People, for the most part, are loving the “vibe” of Threads with the absence of bots & nefarious comments. That’s exactly the tone that Zuckerberg would have wanted to start with.
But user signups are the wrong metric to measure.
Everyone is impressed by the stagging 70 million user count in 2 days. That’s definitely no joke. But for me, the more impressive part is 95 million posts (and how that statistic grows over time).
Remember Google Plus?
When Google rolled out it’s response to “Facebook”, Techcrunch posted this chart and people went nuts:
Google Plus touched 10 million users in 2 weeks. The growth was meteoric.
But like Threads, they were feeding their growth from a legacy user base using their other services. Users of Google products like Gmail and Youtube got ported over with a few clicks.
By October 2013, Google was boasting a whopping 540 million monthly active users. However, the definition of “active users” was murky which inflated it wildly. For example, even people interacting with the +1 Google button were counted as active users.
It eventually died as the time on site was abysmal, a fraction of the user base would actually visit the Google Plus site and engagement tapered out heavily.
I’m aware that it would be naive to equate Google Plus with Threads. Threads has a separate app presence that users have to give consent to install & it is getting serious content contribution from a massive community.
However, the point is that we shouldn’t be disillusioned by the sign-up count which was fueled by the Instagram network. Instead, Threads success will be better indicated by tracking engagement metrics over time like:
unique content creators posting monthly
unique post counts posted monthly
median reaction volume to posts
network density (follow actions)

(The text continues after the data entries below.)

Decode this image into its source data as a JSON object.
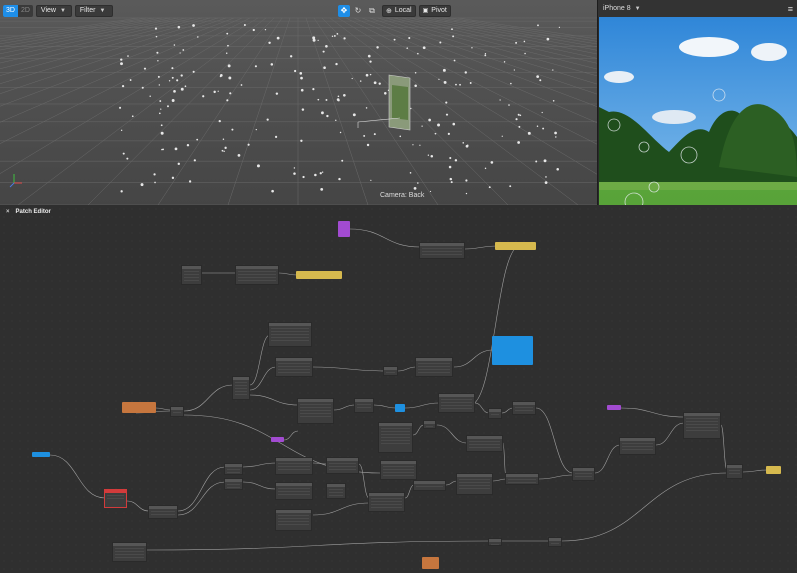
{
  "toolbar": {
    "mode_3d": "3D",
    "mode_2d": "2D",
    "view_label": "View",
    "filter_label": "Filter",
    "local_label": "Local",
    "pivot_label": "Pivot"
  },
  "viewport": {
    "camera_label": "Camera: Back"
  },
  "preview": {
    "device_label": "iPhone 8",
    "menu_icon": "hamburger-icon",
    "footer_icons": [
      "screenshot-icon",
      "rotate-icon"
    ]
  },
  "patch_editor": {
    "title": "Patch Editor",
    "close_glyph": "×"
  },
  "colors": {
    "accent": "#1e8ee8",
    "patch_yellow": "#d6b94e",
    "patch_orange": "#c6763e",
    "patch_purple": "#a24bd1",
    "patch_blue": "#1e90e0",
    "patch_red": "#d23b3b"
  }
}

monthly “active” users
Where could Threads fail?
Where could Threads fall short? Some areas that they’ll have to think about:
Failing to cover the product deficit. While early adopters will be tolerant in the start, Threads will need to bring in most of the loved features people had become accustomed to on Twitter. I personally don’t think Meta will slack on this area.
They can’t stick with a me-too product. The large majority will resort to matching feature parity, so it is important to create clear unique value propositions that sets Threads apart.
This means Meta will have to add their own unique identity to Threads, either by adding a new content format or some live interaction layer (like LinkedIn Live or Twitter Circles). Embedding LLaMa as a chatbot in the experience to discover, summarize or synthesize content (threads, images and videos) might be another opportunity to explore.
Privacy issues has been a staple contention for many of Meta's products. This may deter some users from adopting Threads.
In regions with strict data privacy laws (like the EU), adoption could be a significant barrier. They’ll have to address that sooner than later.
Twitter also filed a lawsuit for copyright infringement. They claim that Meta recently brought in former Twitter employees who leaked trade secrets. It’ll be interesting to see if these allegations hold ground.
To sum up, the journey of Threads is just beginning to unfold.
It remains to be seen whether Threads can shake Twitter's established roots or not.
One thing is certain - we are in for an exciting time in the social media space. Amid the drama, we can anticipate a flurry of 'expert' advice on mastering Threads, businesses jumping on the bandwagon to position themselves as forward-thinking, and the inevitable rise of new influencers.
I’m a fan of product choices. As we saw earlier this year with Google getting a much needed wake-up call by Open AI, I feel Twitter will also be forced to react in some way. As a consumer, this is always a great sign. I felt Twitter had stopped taking big bets and innovating as it should have because of it nestling way too deep into it’s comfort zone.
Threads might just spice up the space. However, it still has to make the right plays to offset Twitter to win significant market share. Time will tell.